    Researcher 1: 3; 4; 11; 15; 16; 17; 22; 44; 37; 16; 14; 24; 25; 15; 26; 27; 33; 29; 35; 44; 13; 21; 22; 10; 12; 8; 40; 32; 26; 27; 31; 34; 29; 17; 8; 24; 18; 47; 33; 34

    Researcher 2: 3; 14; 11; 5; 16; 17; 28; 41; 31; 18; 14; 14; 26; 25; 21; 22; 31; 2; 35; 44; 23; 21; 21; 16; 12; 18; 41; 22; 16; 25; 33; 34; 29; 13; 18; 24; 23; 42; 33; 29

    1. Create comparative histograms of the data
    2. Create comparative boxplots of the data
    1. A graph appears below showing the number of adults and children who prefer each type of soda.
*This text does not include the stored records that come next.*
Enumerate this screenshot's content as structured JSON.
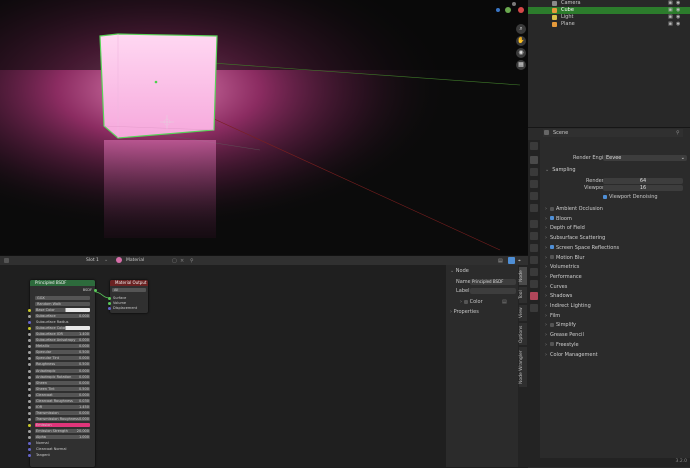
{
  "outliner": {
    "items": [
      {
        "label": "Camera",
        "selected": false
      },
      {
        "label": "Cube",
        "selected": true
      },
      {
        "label": "Light",
        "selected": false
      },
      {
        "label": "Plane",
        "selected": false
      }
    ]
  },
  "properties": {
    "scene_label": "Scene",
    "render_engine_label": "Render Engine",
    "render_engine_value": "Eevee",
    "sampling_label": "Sampling",
    "render_label": "Render",
    "render_value": "64",
    "viewport_label": "Viewport",
    "viewport_value": "16",
    "viewport_denoising_label": "Viewport Denoising",
    "sections": [
      {
        "label": "Ambient Occlusion",
        "checkbox": true,
        "checked": false
      },
      {
        "label": "Bloom",
        "checkbox": true,
        "checked": true
      },
      {
        "label": "Depth of Field",
        "checkbox": false,
        "checked": false
      },
      {
        "label": "Subsurface Scattering",
        "checkbox": false,
        "checked": false
      },
      {
        "label": "Screen Space Reflections",
        "checkbox": true,
        "checked": true
      },
      {
        "label": "Motion Blur",
        "checkbox": true,
        "checked": false
      },
      {
        "label": "Volumetrics",
        "checkbox": false,
        "checked": false
      },
      {
        "label": "Performance",
        "checkbox": false,
        "checked": false
      },
      {
        "label": "Curves",
        "checkbox": false,
        "checked": false
      },
      {
        "label": "Shadows",
        "checkbox": false,
        "checked": false
      },
      {
        "label": "Indirect Lighting",
        "checkbox": false,
        "checked": false
      },
      {
        "label": "Film",
        "checkbox": false,
        "checked": false
      },
      {
        "label": "Simplify",
        "checkbox": true,
        "checked": false
      },
      {
        "label": "Grease Pencil",
        "checkbox": false,
        "checked": false
      },
      {
        "label": "Freestyle",
        "checkbox": true,
        "checked": false
      },
      {
        "label": "Color Management",
        "checkbox": false,
        "checked": false
      }
    ]
  },
  "node_header": {
    "slot": "Slot 1",
    "material": "Material"
  },
  "node_sidebar": {
    "title": "Node",
    "name_label": "Name",
    "name_value": "Principled BSDF",
    "label_label": "Label",
    "color_label": "Color",
    "properties_label": "Properties"
  },
  "node_tabs": [
    "Node",
    "Tool",
    "View",
    "Options",
    "Node Wrangler"
  ],
  "bsdf_node": {
    "title": "Principled BSDF",
    "output": "BSDF",
    "distribution": "GGX",
    "subsurface_method": "Random Walk",
    "rows": [
      {
        "label": "Base Color",
        "value": ""
      },
      {
        "label": "Subsurface",
        "value": "0.000"
      },
      {
        "label": "Subsurface Radius",
        "value": ""
      },
      {
        "label": "Subsurface Color",
        "value": ""
      },
      {
        "label": "Subsurface IOR",
        "value": "1.400"
      },
      {
        "label": "Subsurface Anisotropy",
        "value": "0.000"
      },
      {
        "label": "Metallic",
        "value": "0.000"
      },
      {
        "label": "Specular",
        "value": "0.500"
      },
      {
        "label": "Specular Tint",
        "value": "0.000"
      },
      {
        "label": "Roughness",
        "value": "0.500"
      },
      {
        "label": "Anisotropic",
        "value": "0.000"
      },
      {
        "label": "Anisotropic Rotation",
        "value": "0.000"
      },
      {
        "label": "Sheen",
        "value": "0.000"
      },
      {
        "label": "Sheen Tint",
        "value": "0.500"
      },
      {
        "label": "Clearcoat",
        "value": "0.000"
      },
      {
        "label": "Clearcoat Roughness",
        "value": "0.030"
      },
      {
        "label": "IOR",
        "value": "1.450"
      },
      {
        "label": "Transmission",
        "value": "0.000"
      },
      {
        "label": "Transmission Roughness",
        "value": "0.000"
      },
      {
        "label": "Emission",
        "value": ""
      },
      {
        "label": "Emission Strength",
        "value": "20.000"
      },
      {
        "label": "Alpha",
        "value": "1.000"
      },
      {
        "label": "Normal",
        "value": ""
      },
      {
        "label": "Clearcoat Normal",
        "value": ""
      },
      {
        "label": "Tangent",
        "value": ""
      }
    ]
  },
  "output_node": {
    "title": "Material Output",
    "target": "All",
    "sockets": [
      "Surface",
      "Volume",
      "Displacement"
    ]
  },
  "version": "3.2.0",
  "colors": {
    "emission": "#e0357a",
    "selected_row": "#2c7c2c",
    "accent": "#4f8fd6"
  }
}
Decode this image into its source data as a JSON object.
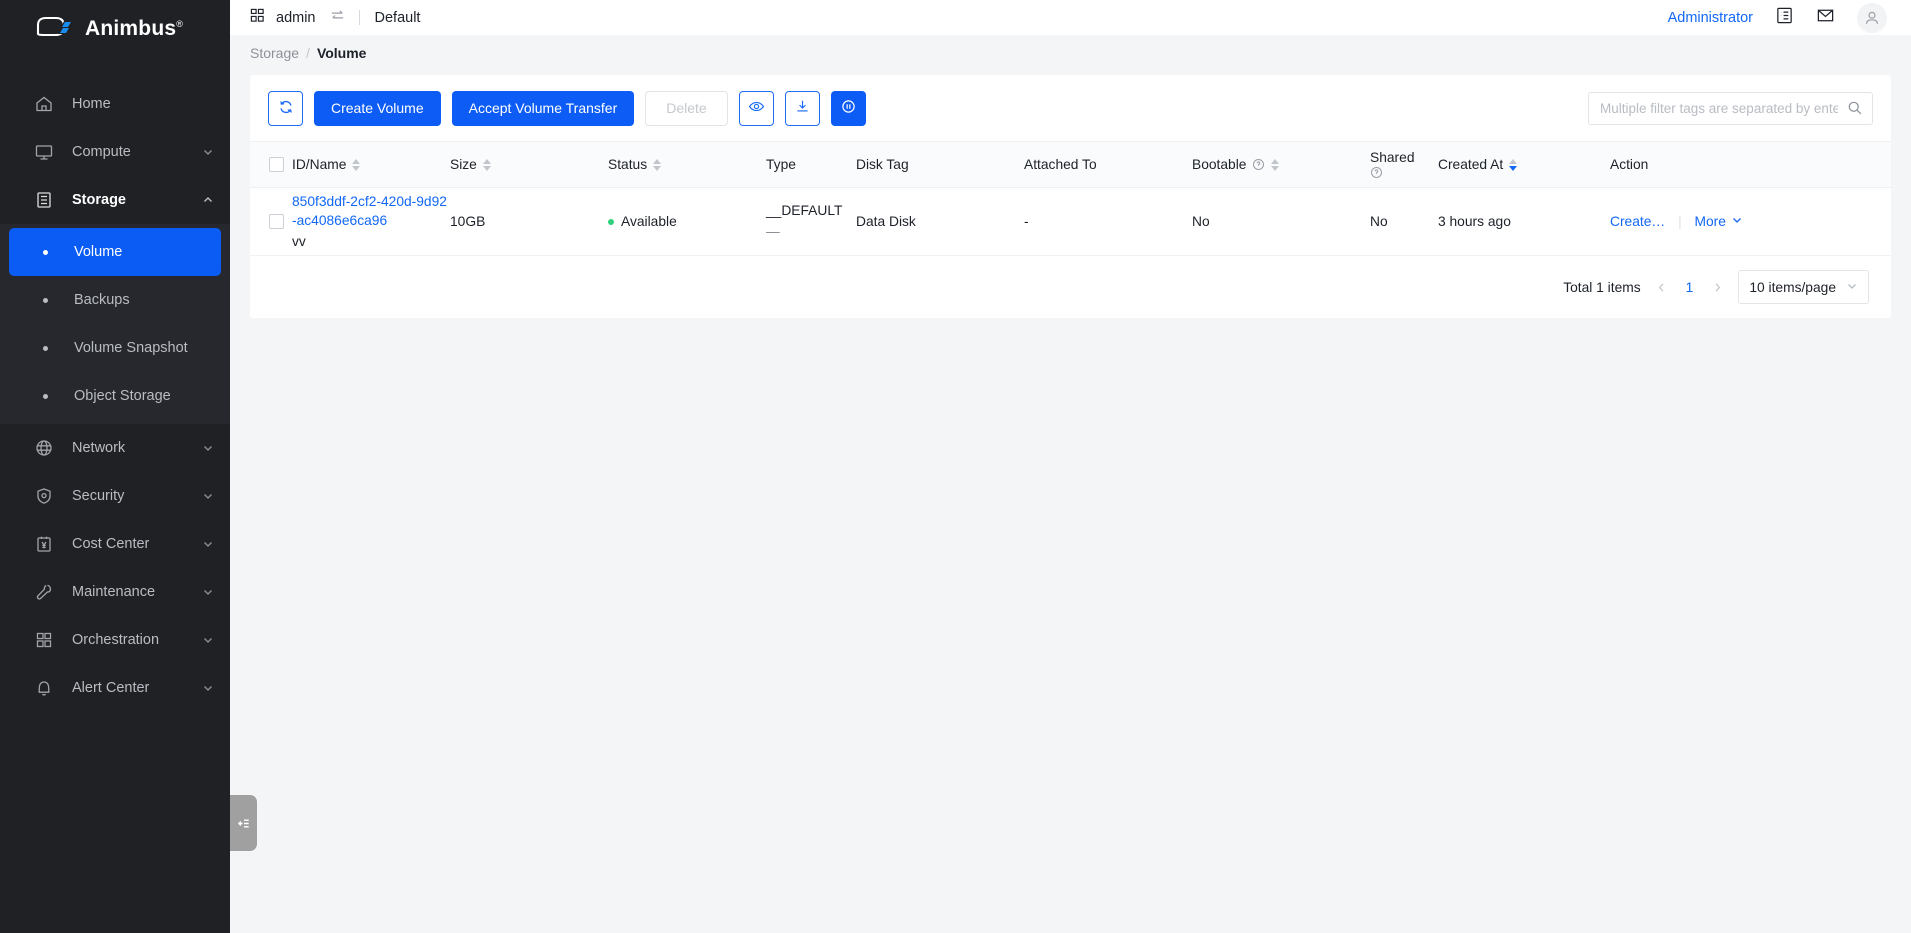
{
  "brand": {
    "name": "Animbus",
    "registered": "®"
  },
  "sidebar": {
    "items": [
      {
        "label": "Home",
        "icon": "home-icon",
        "expandable": false
      },
      {
        "label": "Compute",
        "icon": "monitor-icon",
        "expandable": true
      },
      {
        "label": "Storage",
        "icon": "server-rack-icon",
        "expandable": true,
        "expanded": true
      },
      {
        "label": "Network",
        "icon": "globe-icon",
        "expandable": true
      },
      {
        "label": "Security",
        "icon": "shield-icon",
        "expandable": true
      },
      {
        "label": "Cost Center",
        "icon": "yen-billing-icon",
        "expandable": true
      },
      {
        "label": "Maintenance",
        "icon": "wrench-icon",
        "expandable": true
      },
      {
        "label": "Orchestration",
        "icon": "grid-blocks-icon",
        "expandable": true
      },
      {
        "label": "Alert Center",
        "icon": "bell-icon",
        "expandable": true
      }
    ],
    "storage_children": [
      {
        "label": "Volume",
        "selected": true
      },
      {
        "label": "Backups",
        "selected": false
      },
      {
        "label": "Volume Snapshot",
        "selected": false
      },
      {
        "label": "Object Storage",
        "selected": false
      }
    ],
    "collapse_handle": "collapse-sidebar"
  },
  "topbar": {
    "project": "admin",
    "switch_icon": "switch-arrows-icon",
    "grid_icon": "grid-icon",
    "region": "Default",
    "administrator": "Administrator",
    "list_icon": "task-list-icon",
    "mail_icon": "envelope-icon",
    "avatar_icon": "user-avatar-icon"
  },
  "breadcrumb": {
    "parent": "Storage",
    "separator": "/",
    "current": "Volume"
  },
  "toolbar": {
    "refresh_icon": "refresh-icon",
    "create_volume": "Create Volume",
    "accept_transfer": "Accept Volume Transfer",
    "delete": "Delete",
    "view_icon": "eye-icon",
    "download_icon": "download-icon",
    "info_icon": "pause-circle-icon"
  },
  "search": {
    "placeholder": "Multiple filter tags are separated by enter",
    "value": "",
    "icon": "search-icon"
  },
  "table": {
    "columns": [
      {
        "label": "ID/Name",
        "sortable": true
      },
      {
        "label": "Size",
        "sortable": true
      },
      {
        "label": "Status",
        "sortable": true
      },
      {
        "label": "Type",
        "sortable": false
      },
      {
        "label": "Disk Tag",
        "sortable": false
      },
      {
        "label": "Attached To",
        "sortable": false
      },
      {
        "label": "Bootable",
        "sortable": true,
        "help": true
      },
      {
        "label": "Shared",
        "sortable": false,
        "help": true
      },
      {
        "label": "Created At",
        "sortable": true,
        "sort_active": "desc"
      },
      {
        "label": "Action",
        "sortable": false
      }
    ],
    "rows": [
      {
        "id": "850f3ddf-2cf2-420d-9d92-ac4086e6ca96",
        "name": "vv",
        "size": "10GB",
        "status": "Available",
        "type_main": "__DEFAULT",
        "type_sub": "—",
        "disk_tag": "Data Disk",
        "attached_to": "-",
        "bootable": "No",
        "shared": "No",
        "created_at": "3 hours ago",
        "action_primary": "Create…",
        "action_more": "More"
      }
    ]
  },
  "pagination": {
    "total": "Total 1 items",
    "prev_icon": "chevron-left-icon",
    "current_page": "1",
    "next_icon": "chevron-right-icon",
    "page_size": "10 items/page"
  },
  "colors": {
    "accent": "#0d5cf5",
    "link": "#1268f5",
    "sidebar_bg": "#1f2125",
    "status_green": "#2fd07c"
  }
}
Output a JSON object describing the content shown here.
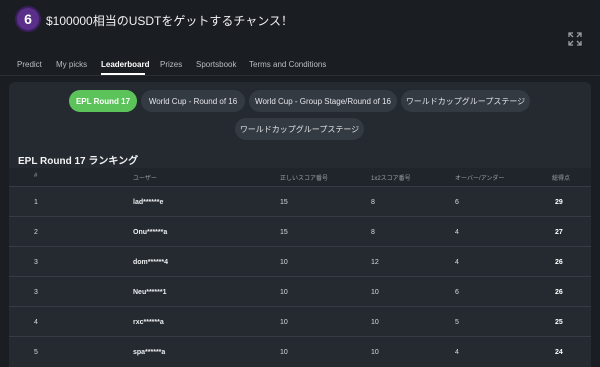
{
  "header": {
    "logo_text": "6",
    "title": "$100000相当のUSDTをゲットするチャンス！"
  },
  "tabs": [
    {
      "label": "Predict"
    },
    {
      "label": "My picks"
    },
    {
      "label": "Leaderboard"
    },
    {
      "label": "Prizes"
    },
    {
      "label": "Sportsbook"
    },
    {
      "label": "Terms and Conditions"
    }
  ],
  "filters": [
    {
      "label": "EPL Round 17",
      "active": true
    },
    {
      "label": "World Cup - Round of 16"
    },
    {
      "label": "World Cup - Group Stage/Round of 16"
    },
    {
      "label": "ワールドカップグループステージ"
    },
    {
      "label": "ワールドカップグループステージ"
    }
  ],
  "leaderboard": {
    "title": "EPL Round 17 ランキング",
    "columns": [
      "#",
      "ユーザー",
      "正しいスコア番号",
      "1x2スコア番号",
      "オーバー/アンダー",
      "総得点"
    ],
    "rows": [
      {
        "rank": "1",
        "user": "lad******e",
        "correct": "15",
        "x12": "8",
        "ou": "6",
        "total": "29"
      },
      {
        "rank": "2",
        "user": "Onu******a",
        "correct": "15",
        "x12": "8",
        "ou": "4",
        "total": "27"
      },
      {
        "rank": "3",
        "user": "dom******4",
        "correct": "10",
        "x12": "12",
        "ou": "4",
        "total": "26"
      },
      {
        "rank": "3",
        "user": "Neu******1",
        "correct": "10",
        "x12": "10",
        "ou": "6",
        "total": "26"
      },
      {
        "rank": "4",
        "user": "rxc******a",
        "correct": "10",
        "x12": "10",
        "ou": "5",
        "total": "25"
      },
      {
        "rank": "5",
        "user": "spa******a",
        "correct": "10",
        "x12": "10",
        "ou": "4",
        "total": "24"
      }
    ]
  },
  "colors": {
    "background": "#1a1d22",
    "panel": "#252a30",
    "accent": "#5cc35a",
    "logo": "#5a2f8a"
  }
}
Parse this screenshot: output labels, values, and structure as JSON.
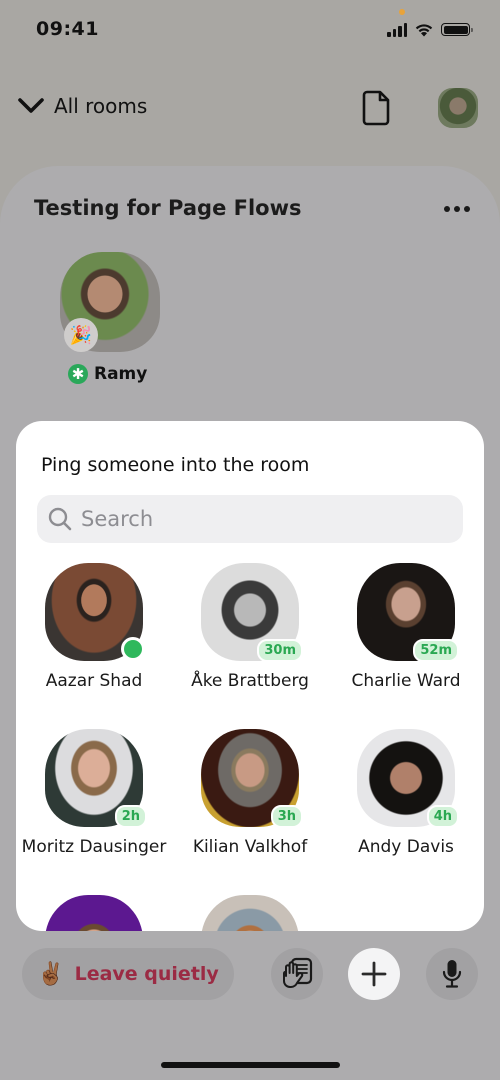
{
  "status_bar": {
    "time": "09:41"
  },
  "header": {
    "rooms_label": "All rooms"
  },
  "room": {
    "title": "Testing for Page Flows",
    "participants": [
      {
        "name": "Ramy",
        "reaction": "🎉"
      }
    ]
  },
  "ping_sheet": {
    "title": "Ping someone into the room",
    "search": {
      "placeholder": "Search",
      "value": ""
    },
    "people": [
      {
        "name": "Aazar Shad",
        "status": "online",
        "badge": ""
      },
      {
        "name": "Åke Brattberg",
        "status": "away",
        "badge": "30m"
      },
      {
        "name": "Charlie Ward",
        "status": "away",
        "badge": "52m"
      },
      {
        "name": "Moritz Dausinger",
        "status": "away",
        "badge": "2h"
      },
      {
        "name": "Kilian Valkhof",
        "status": "away",
        "badge": "3h"
      },
      {
        "name": "Andy Davis",
        "status": "away",
        "badge": "4h"
      },
      {
        "name": "",
        "status": "",
        "badge": ""
      },
      {
        "name": "",
        "status": "",
        "badge": ""
      }
    ]
  },
  "bottom_bar": {
    "leave_emoji": "✌🏾",
    "leave_label": "Leave quietly"
  },
  "colors": {
    "online": "#2fb85c",
    "badge_text": "#2aa852",
    "badge_bg": "#d2f2d8",
    "leave_text": "#9b2b44",
    "ramy_badge": "#2aa85a"
  }
}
There were 130 adults and kids surveyed. Discuss some ways in which the graph below could be improved

    dd29.svg

    1. Make up three data sets with 5 numbers each that have:
      1. the same mean but different standard deviations.
      2. the same mean but different medians.
      3. the same median but different means.
    1. A sample of 30 distance scores measured in yards has a mean of 7, a variance of 16, and a standard deviation of 4.
      1. You want to convert all your distances from yards to feet, so you multiply each score in the sample by 3. What are the new mean, median, variance, and standard deviation?
      2. You then decide that you only want to look at the distance past a certain point. Thus, after multiplying the original scores by 3, you decide to subtract 4 feet from each of the scores. Now what are the new mean, median, variance, and standard deviation?
    1. In your class, design a poll on a topic of interest to you and give it to the class.
      1. Summarize the data, computing the mean and five-number summary.
      2. Create a graphical representation of the data.
      3. Write several sentences about the topic, using your computed statistics as evidence in your writing.

    11.7: Exercises is shared under a CC BY-SA 3.0 license and was authored, remixed, and/or curated by David Lippman & Jeff Eldridge via source content that was edited to conform to the style and standards of the LibreTexts platform; a detailed edit history is available upon request.